Tropical hemorrhagic fever caused by yellow fever virus
Yellow fever is a viral infection spread by mosquitoes.
Yellow fever is caused by a virus carried by mosquitoes. You can develop this disease if you are bitten by a mosquito infected with this virus.
This disease is common in South America and in sub-Saharan Africa.
Anyone can get yellow fever, but older people have a higher risk of severe infection.
If a person is bitten by an infected mosquito, symptoms usually develop 3 to 6 days later.
Yellow fever has 3 stages:
Symptoms may include:
The health care provider will perform a physical examination and order blood tests. These blood tests may show liver and kidney failure and shock.
It is important to tell your provider if you have traveled to areas where the disease is known to thrive.

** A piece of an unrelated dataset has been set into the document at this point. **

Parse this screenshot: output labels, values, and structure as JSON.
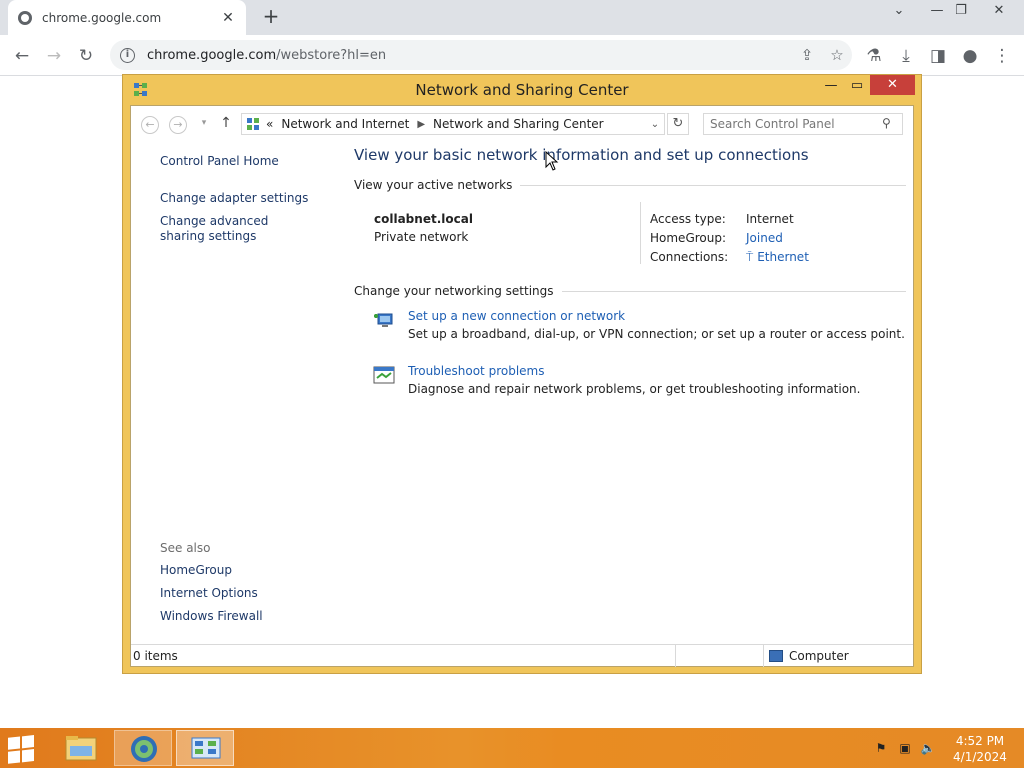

Blood tests can confirm the diagnosis.
There is no specific treatment for yellow fever. Treatment for symptoms can include:
Yellow fever can cause severe problems, including internal bleeding. Death is possible.

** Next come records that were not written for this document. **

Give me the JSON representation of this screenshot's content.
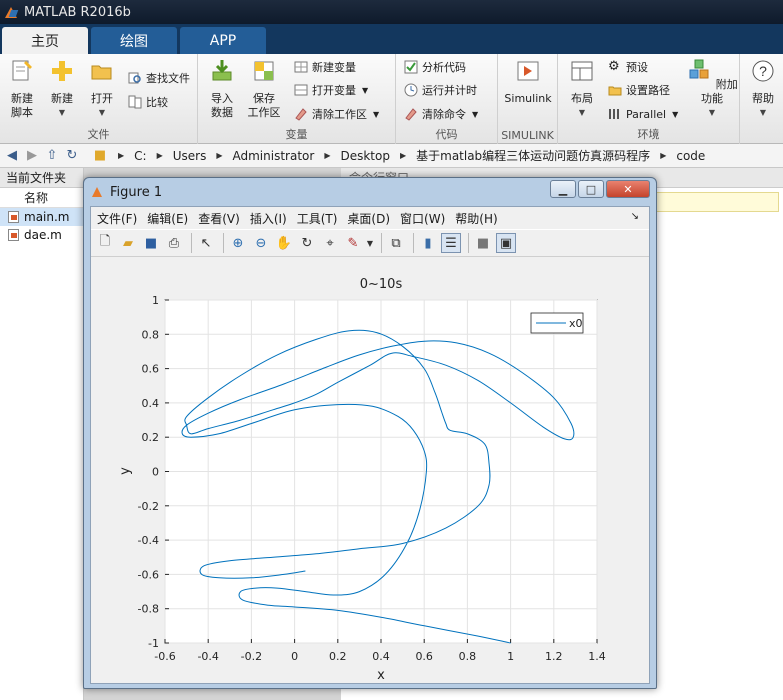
{
  "app": {
    "title": "MATLAB R2016b"
  },
  "tabs": [
    {
      "label": "主页"
    },
    {
      "label": "绘图"
    },
    {
      "label": "APP"
    }
  ],
  "ribbon": {
    "file_group": {
      "label": "文件",
      "new_script": "新建\n脚本",
      "new": "新建",
      "open": "打开",
      "find_files": "查找文件",
      "compare": "比较"
    },
    "variable_group": {
      "label": "变量",
      "import": "导入\n数据",
      "save_ws": "保存\n工作区",
      "new_var": "新建变量",
      "open_var": "打开变量",
      "clear_ws": "清除工作区"
    },
    "code_group": {
      "label": "代码",
      "analyze": "分析代码",
      "run_time": "运行并计时",
      "clear_cmd": "清除命令"
    },
    "simulink_group": {
      "label": "SIMULINK",
      "simulink": "Simulink"
    },
    "env_group": {
      "label": "环境",
      "layout": "布局",
      "prefs": "预设",
      "set_path": "设置路径",
      "parallel": "Parallel",
      "addons": "附加功能"
    },
    "help": "帮助"
  },
  "address": {
    "crumbs": [
      "C:",
      "Users",
      "Administrator",
      "Desktop",
      "基于matlab编程三体运动问题仿真源码程序",
      "code"
    ]
  },
  "file_panel": {
    "title": "当前文件夹",
    "column": "名称",
    "files": [
      "main.m",
      "dae.m"
    ]
  },
  "cmd_panel": {
    "title": "命令行窗口"
  },
  "figure": {
    "title": "Figure 1",
    "menu": [
      "文件(F)",
      "编辑(E)",
      "查看(V)",
      "插入(I)",
      "工具(T)",
      "桌面(D)",
      "窗口(W)",
      "帮助(H)"
    ]
  },
  "chart_data": {
    "type": "line",
    "title": "0~10s",
    "xlabel": "x",
    "ylabel": "y",
    "xlim": [
      -0.6,
      1.4
    ],
    "ylim": [
      -1,
      1
    ],
    "xticks": [
      "-0.6",
      "-0.4",
      "-0.2",
      "0",
      "0.2",
      "0.4",
      "0.6",
      "0.8",
      "1",
      "1.2",
      "1.4"
    ],
    "yticks": [
      "1",
      "0.8",
      "0.6",
      "0.4",
      "0.2",
      "0",
      "-0.2",
      "-0.4",
      "-0.6",
      "-0.8",
      "-1"
    ],
    "grid": true,
    "legend_position": "top-right",
    "series": [
      {
        "name": "x0",
        "color": "#0072bd",
        "points": [
          [
            1.0,
            -1.0
          ],
          [
            0.85,
            -0.96
          ],
          [
            0.6,
            -0.9
          ],
          [
            0.4,
            -0.85
          ],
          [
            0.2,
            -0.81
          ],
          [
            0.0,
            -0.79
          ],
          [
            -0.12,
            -0.78
          ],
          [
            -0.24,
            -0.75
          ],
          [
            -0.25,
            -0.7
          ],
          [
            -0.18,
            -0.68
          ],
          [
            -0.08,
            -0.68
          ],
          [
            0.05,
            -0.7
          ],
          [
            0.18,
            -0.72
          ],
          [
            0.3,
            -0.7
          ],
          [
            0.42,
            -0.6
          ],
          [
            0.52,
            -0.42
          ],
          [
            0.58,
            -0.22
          ],
          [
            0.61,
            0.0
          ],
          [
            0.6,
            0.12
          ],
          [
            0.55,
            0.24
          ],
          [
            0.48,
            0.32
          ],
          [
            0.36,
            0.38
          ],
          [
            0.2,
            0.39
          ],
          [
            0.0,
            0.36
          ],
          [
            -0.2,
            0.28
          ],
          [
            -0.35,
            0.22
          ],
          [
            -0.48,
            0.2
          ],
          [
            -0.52,
            0.22
          ],
          [
            -0.5,
            0.27
          ],
          [
            -0.4,
            0.34
          ],
          [
            -0.25,
            0.42
          ],
          [
            -0.05,
            0.51
          ],
          [
            0.15,
            0.61
          ],
          [
            0.3,
            0.68
          ],
          [
            0.45,
            0.73
          ],
          [
            0.6,
            0.76
          ],
          [
            0.75,
            0.75
          ],
          [
            0.9,
            0.69
          ],
          [
            1.05,
            0.58
          ],
          [
            1.2,
            0.43
          ],
          [
            1.28,
            0.28
          ],
          [
            1.29,
            0.2
          ],
          [
            1.25,
            0.19
          ],
          [
            1.15,
            0.26
          ],
          [
            1.0,
            0.4
          ],
          [
            0.85,
            0.53
          ],
          [
            0.7,
            0.62
          ],
          [
            0.55,
            0.67
          ],
          [
            0.45,
            0.69
          ],
          [
            0.35,
            0.62
          ],
          [
            0.2,
            0.52
          ],
          [
            0.1,
            0.45
          ],
          [
            0.0,
            0.4
          ],
          [
            -0.1,
            0.36
          ],
          [
            -0.25,
            0.3
          ],
          [
            -0.4,
            0.25
          ],
          [
            -0.48,
            0.22
          ],
          [
            -0.5,
            0.27
          ],
          [
            -0.5,
            0.32
          ],
          [
            -0.4,
            0.43
          ],
          [
            -0.25,
            0.56
          ],
          [
            -0.08,
            0.68
          ],
          [
            0.1,
            0.77
          ],
          [
            0.25,
            0.82
          ],
          [
            0.38,
            0.81
          ],
          [
            0.5,
            0.73
          ],
          [
            0.6,
            0.6
          ],
          [
            0.65,
            0.46
          ],
          [
            0.68,
            0.35
          ],
          [
            0.7,
            0.28
          ],
          [
            0.72,
            0.24
          ],
          [
            0.8,
            0.22
          ],
          [
            0.88,
            0.16
          ],
          [
            0.9,
            0.05
          ],
          [
            0.9,
            -0.08
          ],
          [
            0.85,
            -0.2
          ],
          [
            0.7,
            -0.33
          ],
          [
            0.5,
            -0.42
          ],
          [
            0.3,
            -0.45
          ],
          [
            0.1,
            -0.48
          ],
          [
            -0.1,
            -0.5
          ],
          [
            -0.3,
            -0.52
          ],
          [
            -0.42,
            -0.55
          ],
          [
            -0.43,
            -0.6
          ],
          [
            -0.35,
            -0.62
          ],
          [
            -0.2,
            -0.62
          ],
          [
            -0.05,
            -0.6
          ],
          [
            0.05,
            -0.58
          ]
        ]
      }
    ]
  }
}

See a provider at least 10 to 14 days before traveling to an area where yellow fever is common to find out whether you should be vaccinated against the disease.
Tell your provider right away if you or your child develops fever, headache, muscle aches, vomiting, or jaundice, especially if you have traveled to an area where yellow fever is common.
There is an effective vaccine against yellow fever. Ask your provider at least 10 to 14 days before traveling if you should be vaccinated against yellow fever. Some countries require proof of vaccination to gain entry.
If you will be traveling to an area where yellow fever is common:
Centers for Disease Control and Prevention. Yellow fever.
Kanzaria HK, Hsia RY. Mosquitoes and mosquito-borne diseases. In: Auerbach PS, ed. Wilderness Medicine. 6th ed. Philadelphia, PA: Elsevier Mosby; 2012:chap 48.
Thomas SJ, Endy TP, Rothman AL, Barrett AD. Flaviviruses (dengue, yellow fever, Japanese encephalitis, West Nile encephalitis, St. Louis encephalitis, tick-borne encephalitis, Kyasanur Forest disease, Alkhurma hemorrhagic fever, Zika). In: Bennett JE, Dolin R, Blaser MJ, eds. Mandell, Douglas, and Bennett's Principles and Practice of Infectious Diseases. 8th ed. Philadelphia, PA: Elsevier Saunders; 2015:chap 155.
Last reviewed on: 12/10/2015
Reviewed by: Jatin M. Vyas, MD, PhD, Assistant Professor in Medicine, Harvard Medical School; Assistant in Medicine, Division of Infectious Disease, Department of Medicine, Massachusetts General Hospital, Boston, MA. Also reviewed by David Zieve, MD, MHA, Isla Ogilvie, PhD, and the A.D.A.M. Editorial team.